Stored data
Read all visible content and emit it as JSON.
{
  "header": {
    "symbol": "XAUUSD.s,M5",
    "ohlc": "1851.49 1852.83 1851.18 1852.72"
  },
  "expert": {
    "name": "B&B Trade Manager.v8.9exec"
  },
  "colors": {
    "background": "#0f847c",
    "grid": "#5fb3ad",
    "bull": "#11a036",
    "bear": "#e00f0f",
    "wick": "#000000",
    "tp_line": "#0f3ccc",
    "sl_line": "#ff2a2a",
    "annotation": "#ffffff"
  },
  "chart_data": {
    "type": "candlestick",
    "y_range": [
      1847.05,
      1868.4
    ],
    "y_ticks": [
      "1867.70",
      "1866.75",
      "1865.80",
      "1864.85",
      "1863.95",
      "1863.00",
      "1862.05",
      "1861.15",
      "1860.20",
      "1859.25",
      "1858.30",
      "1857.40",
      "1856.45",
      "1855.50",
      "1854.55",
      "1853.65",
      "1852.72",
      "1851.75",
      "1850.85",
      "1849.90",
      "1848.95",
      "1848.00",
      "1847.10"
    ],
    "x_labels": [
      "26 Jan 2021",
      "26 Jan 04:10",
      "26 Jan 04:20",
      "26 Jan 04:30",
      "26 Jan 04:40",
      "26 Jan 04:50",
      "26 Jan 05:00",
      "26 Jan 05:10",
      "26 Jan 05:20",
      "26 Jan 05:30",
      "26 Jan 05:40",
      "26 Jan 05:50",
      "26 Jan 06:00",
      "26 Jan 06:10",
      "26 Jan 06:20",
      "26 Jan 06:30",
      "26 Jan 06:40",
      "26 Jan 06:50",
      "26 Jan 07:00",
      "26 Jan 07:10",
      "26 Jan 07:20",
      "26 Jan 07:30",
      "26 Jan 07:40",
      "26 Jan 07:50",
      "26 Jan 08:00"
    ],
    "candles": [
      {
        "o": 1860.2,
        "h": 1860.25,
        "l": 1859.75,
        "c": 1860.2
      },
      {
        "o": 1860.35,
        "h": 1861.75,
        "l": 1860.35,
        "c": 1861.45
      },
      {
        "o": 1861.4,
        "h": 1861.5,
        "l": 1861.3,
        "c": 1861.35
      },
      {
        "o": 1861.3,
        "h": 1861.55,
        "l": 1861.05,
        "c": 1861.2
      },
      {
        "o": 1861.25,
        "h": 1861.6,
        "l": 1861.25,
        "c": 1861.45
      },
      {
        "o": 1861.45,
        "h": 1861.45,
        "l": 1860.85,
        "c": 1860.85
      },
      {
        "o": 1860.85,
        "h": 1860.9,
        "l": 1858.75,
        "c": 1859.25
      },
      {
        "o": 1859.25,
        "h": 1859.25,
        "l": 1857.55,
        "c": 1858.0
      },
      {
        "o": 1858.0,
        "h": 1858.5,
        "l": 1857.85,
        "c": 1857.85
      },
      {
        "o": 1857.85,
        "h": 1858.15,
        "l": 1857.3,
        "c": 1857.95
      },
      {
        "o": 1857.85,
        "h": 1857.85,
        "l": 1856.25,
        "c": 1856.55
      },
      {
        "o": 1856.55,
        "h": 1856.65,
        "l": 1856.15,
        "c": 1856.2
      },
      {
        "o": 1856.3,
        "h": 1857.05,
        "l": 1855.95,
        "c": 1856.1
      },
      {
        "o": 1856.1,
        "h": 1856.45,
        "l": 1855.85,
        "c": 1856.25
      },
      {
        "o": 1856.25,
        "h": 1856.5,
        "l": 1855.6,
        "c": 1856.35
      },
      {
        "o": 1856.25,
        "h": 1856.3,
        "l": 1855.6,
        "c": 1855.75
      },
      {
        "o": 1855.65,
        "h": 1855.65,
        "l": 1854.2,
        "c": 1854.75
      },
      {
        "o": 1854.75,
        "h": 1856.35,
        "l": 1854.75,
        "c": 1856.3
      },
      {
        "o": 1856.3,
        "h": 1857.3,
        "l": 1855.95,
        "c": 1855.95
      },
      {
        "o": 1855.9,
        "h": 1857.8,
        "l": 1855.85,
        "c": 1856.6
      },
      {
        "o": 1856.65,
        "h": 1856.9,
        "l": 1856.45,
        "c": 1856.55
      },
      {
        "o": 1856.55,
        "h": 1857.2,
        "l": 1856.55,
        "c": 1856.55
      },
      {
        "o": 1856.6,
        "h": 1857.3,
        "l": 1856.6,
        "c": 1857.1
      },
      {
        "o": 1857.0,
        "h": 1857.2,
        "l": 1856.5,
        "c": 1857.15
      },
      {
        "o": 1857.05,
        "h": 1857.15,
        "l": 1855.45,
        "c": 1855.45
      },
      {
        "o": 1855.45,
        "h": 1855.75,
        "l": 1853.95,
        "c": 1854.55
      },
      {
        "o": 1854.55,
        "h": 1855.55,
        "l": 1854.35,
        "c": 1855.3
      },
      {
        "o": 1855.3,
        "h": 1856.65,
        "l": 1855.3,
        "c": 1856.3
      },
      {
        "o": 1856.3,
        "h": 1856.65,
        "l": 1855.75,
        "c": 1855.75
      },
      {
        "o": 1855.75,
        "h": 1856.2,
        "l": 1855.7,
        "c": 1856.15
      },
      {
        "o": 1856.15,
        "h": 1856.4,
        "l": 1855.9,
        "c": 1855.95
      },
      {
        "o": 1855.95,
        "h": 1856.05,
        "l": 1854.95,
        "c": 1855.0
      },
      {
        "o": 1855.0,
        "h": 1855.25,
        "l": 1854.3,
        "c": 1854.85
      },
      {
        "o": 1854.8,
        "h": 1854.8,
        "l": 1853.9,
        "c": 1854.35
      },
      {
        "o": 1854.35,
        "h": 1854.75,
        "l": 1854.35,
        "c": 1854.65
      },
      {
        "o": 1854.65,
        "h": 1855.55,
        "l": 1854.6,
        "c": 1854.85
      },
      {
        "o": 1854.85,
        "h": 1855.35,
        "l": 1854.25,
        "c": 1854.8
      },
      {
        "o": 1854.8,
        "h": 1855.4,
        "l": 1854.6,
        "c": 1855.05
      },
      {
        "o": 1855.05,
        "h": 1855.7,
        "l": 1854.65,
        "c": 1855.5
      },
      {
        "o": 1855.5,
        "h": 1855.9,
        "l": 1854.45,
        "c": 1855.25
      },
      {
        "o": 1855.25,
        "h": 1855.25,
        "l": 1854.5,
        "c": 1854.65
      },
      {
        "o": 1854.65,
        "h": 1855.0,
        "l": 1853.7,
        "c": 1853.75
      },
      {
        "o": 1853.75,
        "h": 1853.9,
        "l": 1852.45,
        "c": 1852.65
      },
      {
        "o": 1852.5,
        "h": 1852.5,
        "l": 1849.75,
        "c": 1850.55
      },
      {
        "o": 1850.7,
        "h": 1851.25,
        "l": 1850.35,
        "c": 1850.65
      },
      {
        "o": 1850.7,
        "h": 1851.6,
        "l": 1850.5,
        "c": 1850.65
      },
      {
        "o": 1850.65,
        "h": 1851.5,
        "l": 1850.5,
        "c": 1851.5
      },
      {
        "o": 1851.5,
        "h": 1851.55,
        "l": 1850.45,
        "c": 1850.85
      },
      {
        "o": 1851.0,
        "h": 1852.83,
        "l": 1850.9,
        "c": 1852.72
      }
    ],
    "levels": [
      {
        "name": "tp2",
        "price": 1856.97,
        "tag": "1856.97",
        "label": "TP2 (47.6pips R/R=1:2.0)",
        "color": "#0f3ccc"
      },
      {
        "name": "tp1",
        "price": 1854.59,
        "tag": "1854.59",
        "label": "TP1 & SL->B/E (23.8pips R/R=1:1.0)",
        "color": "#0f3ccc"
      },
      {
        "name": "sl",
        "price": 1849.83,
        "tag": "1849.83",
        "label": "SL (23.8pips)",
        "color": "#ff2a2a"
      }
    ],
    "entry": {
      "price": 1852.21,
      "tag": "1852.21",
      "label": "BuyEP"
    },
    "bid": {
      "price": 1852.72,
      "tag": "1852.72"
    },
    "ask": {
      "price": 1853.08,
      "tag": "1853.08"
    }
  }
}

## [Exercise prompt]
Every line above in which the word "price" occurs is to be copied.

## [Response area]
        "price": 1856.97,
        "price": 1854.59,
        "price": 1849.83,
      "price": 1852.21,
      "price": 1852.72,
      "price": 1853.08,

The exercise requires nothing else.